The response must reproduce every record in full.

Entries taken from a collection
----------------------------------------

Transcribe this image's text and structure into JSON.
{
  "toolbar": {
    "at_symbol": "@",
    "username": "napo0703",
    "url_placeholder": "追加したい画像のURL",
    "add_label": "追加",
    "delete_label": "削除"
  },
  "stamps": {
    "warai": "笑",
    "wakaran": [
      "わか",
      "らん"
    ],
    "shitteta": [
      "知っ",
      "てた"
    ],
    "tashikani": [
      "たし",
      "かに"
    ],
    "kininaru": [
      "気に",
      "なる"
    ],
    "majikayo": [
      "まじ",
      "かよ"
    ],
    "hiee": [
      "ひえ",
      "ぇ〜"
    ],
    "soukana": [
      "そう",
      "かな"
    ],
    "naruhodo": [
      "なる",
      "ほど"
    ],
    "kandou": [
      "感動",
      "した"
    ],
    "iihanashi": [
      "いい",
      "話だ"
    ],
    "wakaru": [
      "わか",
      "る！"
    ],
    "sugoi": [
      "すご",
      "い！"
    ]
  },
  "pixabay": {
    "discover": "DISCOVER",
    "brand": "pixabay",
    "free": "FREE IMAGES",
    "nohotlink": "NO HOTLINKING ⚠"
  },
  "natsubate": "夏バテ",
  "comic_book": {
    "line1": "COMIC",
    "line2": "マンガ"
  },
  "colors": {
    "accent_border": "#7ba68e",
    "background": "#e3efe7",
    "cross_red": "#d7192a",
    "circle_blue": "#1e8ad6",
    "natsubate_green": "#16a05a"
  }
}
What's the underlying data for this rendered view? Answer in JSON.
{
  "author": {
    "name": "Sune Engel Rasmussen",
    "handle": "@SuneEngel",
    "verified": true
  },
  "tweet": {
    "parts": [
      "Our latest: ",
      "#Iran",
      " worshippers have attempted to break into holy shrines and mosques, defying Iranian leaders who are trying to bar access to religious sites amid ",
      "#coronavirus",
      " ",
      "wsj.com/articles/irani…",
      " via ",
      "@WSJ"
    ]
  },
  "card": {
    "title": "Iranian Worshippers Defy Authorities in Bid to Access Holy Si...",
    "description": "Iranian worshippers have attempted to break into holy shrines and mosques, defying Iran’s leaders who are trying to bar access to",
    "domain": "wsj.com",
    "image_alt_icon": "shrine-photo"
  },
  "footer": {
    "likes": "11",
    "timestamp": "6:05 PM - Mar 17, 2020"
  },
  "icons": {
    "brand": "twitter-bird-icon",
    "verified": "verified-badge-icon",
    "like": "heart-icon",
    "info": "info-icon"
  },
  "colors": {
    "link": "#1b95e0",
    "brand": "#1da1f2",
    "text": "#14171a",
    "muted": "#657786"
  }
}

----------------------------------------

## Answer to the exercise
Transcribe this image's text and structure into JSON.
{
  "toolbar": {
    "at_symbol": "@",
    "username": "napo0703",
    "url_placeholder": "追加したい画像のURL",
    "add_label": "追加",
    "delete_label": "削除"
  },
  "stamps": {
    "warai": "笑",
    "wakaran": [
      "わか",
      "らん"
    ],
    "shitteta": [
      "知っ",
      "てた"
    ],
    "tashikani": [
      "たし",
      "かに"
    ],
    "kininaru": [
      "気に",
      "なる"
    ],
    "majikayo": [
      "まじ",
      "かよ"
    ],
    "hiee": [
      "ひえ",
      "ぇ〜"
    ],
    "soukana": [
      "そう",
      "かな"
    ],
    "naruhodo": [
      "なる",
      "ほど"
    ],
    "kandou": [
      "感動",
      "した"
    ],
    "iihanashi": [
      "いい",
      "話だ"
    ],
    "wakaru": [
      "わか",
      "る！"
    ],
    "sugoi": [
      "すご",
      "い！"
    ]
  },
  "pixabay": {
    "discover": "DISCOVER",
    "brand": "pixabay",
    "free": "FREE IMAGES",
    "nohotlink": "NO HOTLINKING ⚠"
  },
  "natsubate": "夏バテ",
  "comic_book": {
    "line1": "COMIC",
    "line2": "マンガ"
  },
  "colors": {
    "accent_border": "#7ba68e",
    "background": "#e3efe7",
    "cross_red": "#d7192a",
    "circle_blue": "#1e8ad6",
    "natsubate_green": "#16a05a"
  }
}
What's the underlying data for this rendered view? Answer in JSON.
{
  "author": {
    "name": "Sune Engel Rasmussen",
    "handle": "@SuneEngel",
    "verified": true
  },
  "tweet": {
    "parts": [
      "Our latest: ",
      "#Iran",
      " worshippers have attempted to break into holy shrines and mosques, defying Iranian leaders who are trying to bar access to religious sites amid ",
      "#coronavirus",
      " ",
      "wsj.com/articles/irani…",
      " via ",
      "@WSJ"
    ]
  },
  "card": {
    "title": "Iranian Worshippers Defy Authorities in Bid to Access Holy Si...",
    "description": "Iranian worshippers have attempted to break into holy shrines and mosques, defying Iran’s leaders who are trying to bar access to",
    "domain": "wsj.com",
    "image_alt_icon": "shrine-photo"
  },
  "footer": {
    "likes": "11",
    "timestamp": "6:05 PM - Mar 17, 2020"
  },
  "icons": {
    "brand": "twitter-bird-icon",
    "verified": "verified-badge-icon",
    "like": "heart-icon",
    "info": "info-icon"
  },
  "colors": {
    "link": "#1b95e0",
    "brand": "#1da1f2",
    "text": "#14171a",
    "muted": "#657786"
  }
}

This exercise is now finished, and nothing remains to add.